    Interestingly, on my device I could not see who was who. It looked like a one sided game (from 134 onwards), not one between two rivals. Of course I will not have understood half of it but the first comments indicate that my feeling was right and that Gu has been unsettled by the conditions.

    • Younggil An says:

      Thanks Dieter for your nice summary. I also felt that Gu has been unsettled by the conditions especially by watching his moves after W140.

  14. Once the low-Chinese opening happened I was worried it was going to become another boring game, but the game shows that it’s mostly the players who make the game interesting, not the particular opening they choose. I remember Jennie Shen 2p beginning a game review that had the mini-Chinese with, “first i want to say i hate this opening. so this opening has been going on and on for over 15 years. i think they should do something else. i hate this opening as black.” Besides being the clearest example I’d ever heard of opening fatigue from a professional, it had an affect on me. It took me some time to realize I could choose any opening I wanted without worry, because it was partly up to me to make the remaining game interesting — whether or not the opening had been played a 1,000 times before or my opponent thought it was boring/trite.

    • David Ormerod says:

      Thanks for your comment Logan. I sometimes feel bored as White too, especially when playing against the Chinese Opening or the Sanrensei! I need to change my attitude 🙂

  15. “Black 127 was a subtle and tricky ko threat. Gu made a mistake here. He should have answered the ko threat with White 128.”

    Amateurs 1 – Gu Li 0. We all would have answered. 🙂

  16. Anonymous says:

    Hi An Yougil.
    If white 96 play at O3,what’s happend?

    • Younggil An says:

      That’s a good question.
      Then Black could cut through at L4, W L3, B M3 to capture White’s stones at the bottom. Black can squeeze from H6, W K6, B K5 in the center if White resist.
      I’ll explain about this in the commentary. Thanks.

      • Anonymous says:

        I hope that the game will see comments in the next few days
        Thank you very much for commented game.

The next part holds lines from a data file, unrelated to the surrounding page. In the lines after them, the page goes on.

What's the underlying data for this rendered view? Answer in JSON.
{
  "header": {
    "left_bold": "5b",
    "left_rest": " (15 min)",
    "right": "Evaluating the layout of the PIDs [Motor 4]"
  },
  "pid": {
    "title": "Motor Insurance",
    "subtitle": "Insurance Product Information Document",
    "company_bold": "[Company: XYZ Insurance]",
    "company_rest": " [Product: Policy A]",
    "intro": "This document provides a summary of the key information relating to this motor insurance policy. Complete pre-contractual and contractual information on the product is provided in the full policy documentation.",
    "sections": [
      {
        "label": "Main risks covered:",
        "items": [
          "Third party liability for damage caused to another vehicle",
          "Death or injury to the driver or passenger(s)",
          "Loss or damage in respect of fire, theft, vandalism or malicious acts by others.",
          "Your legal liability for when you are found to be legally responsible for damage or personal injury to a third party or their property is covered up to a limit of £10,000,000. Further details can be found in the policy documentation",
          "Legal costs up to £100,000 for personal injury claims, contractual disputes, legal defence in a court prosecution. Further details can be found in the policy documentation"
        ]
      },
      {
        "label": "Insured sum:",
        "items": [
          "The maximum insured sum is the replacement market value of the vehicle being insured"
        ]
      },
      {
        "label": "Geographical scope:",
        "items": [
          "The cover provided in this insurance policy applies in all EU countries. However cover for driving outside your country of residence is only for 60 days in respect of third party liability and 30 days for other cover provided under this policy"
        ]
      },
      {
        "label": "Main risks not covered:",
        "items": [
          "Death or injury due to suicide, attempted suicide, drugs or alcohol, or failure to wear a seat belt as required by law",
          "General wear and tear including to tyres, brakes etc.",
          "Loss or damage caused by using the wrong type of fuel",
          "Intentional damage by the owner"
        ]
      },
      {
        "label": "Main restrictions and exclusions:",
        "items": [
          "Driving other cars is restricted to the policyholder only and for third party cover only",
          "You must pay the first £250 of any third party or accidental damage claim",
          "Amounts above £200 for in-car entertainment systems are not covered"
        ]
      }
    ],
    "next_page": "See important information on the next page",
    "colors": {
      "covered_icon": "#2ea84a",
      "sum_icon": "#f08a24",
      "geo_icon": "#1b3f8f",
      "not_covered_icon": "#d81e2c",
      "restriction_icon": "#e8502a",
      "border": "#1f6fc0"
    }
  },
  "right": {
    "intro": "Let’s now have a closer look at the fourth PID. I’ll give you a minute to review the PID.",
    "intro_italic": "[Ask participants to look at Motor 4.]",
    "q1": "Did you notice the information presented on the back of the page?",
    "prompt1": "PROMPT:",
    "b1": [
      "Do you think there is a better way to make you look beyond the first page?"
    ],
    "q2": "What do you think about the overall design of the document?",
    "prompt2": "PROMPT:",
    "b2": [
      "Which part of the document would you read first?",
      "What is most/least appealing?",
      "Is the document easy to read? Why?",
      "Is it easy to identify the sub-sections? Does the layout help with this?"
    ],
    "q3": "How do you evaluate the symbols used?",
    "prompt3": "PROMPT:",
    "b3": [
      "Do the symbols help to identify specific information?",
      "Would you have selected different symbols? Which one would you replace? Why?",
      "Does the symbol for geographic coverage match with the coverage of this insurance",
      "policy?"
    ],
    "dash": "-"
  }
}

  17. What’s next, will game 6 will be held in a snake pit? This is ridiculous. I can’t believe they created a situation where the players are reaching for oxygen masks.

    • David Ormerod says:

      It is disappointing, but let’s wait and see what the organizers do for the next games Andy. As far as I know, Gu and Lee have a lot of say in how this event is setup, so maybe they’ll ask to change things.

  18. As for stupid questions: I would have expected W110 to be C12. It seems big. Can you explain why is it wrong? Thanks.

    • David Ormerod says:

      If you don’t mind me answering a question with another question, do you think that W110 was sente?

      A few moves later, after White made a few endgame exchanges, W114 was at B12, which is similar to what you wanted to do, right? So your instincts were more or less right.

  19. Anonymous says:

    Hi An.
    why don’t you post commented game 5 Junbango ? I’m waiting too.

    • David Ormerod says:

      We’re working on many things and doing our best (often for free). We recently posted Younggil’s commentary of Go Seigen’s game which was more important at the time: http://gogameguru.com/go-seigen-turns-100-today/

      Maybe you can look at that instead?

      The commentary for game 5 is almost finished and it’s coming next week.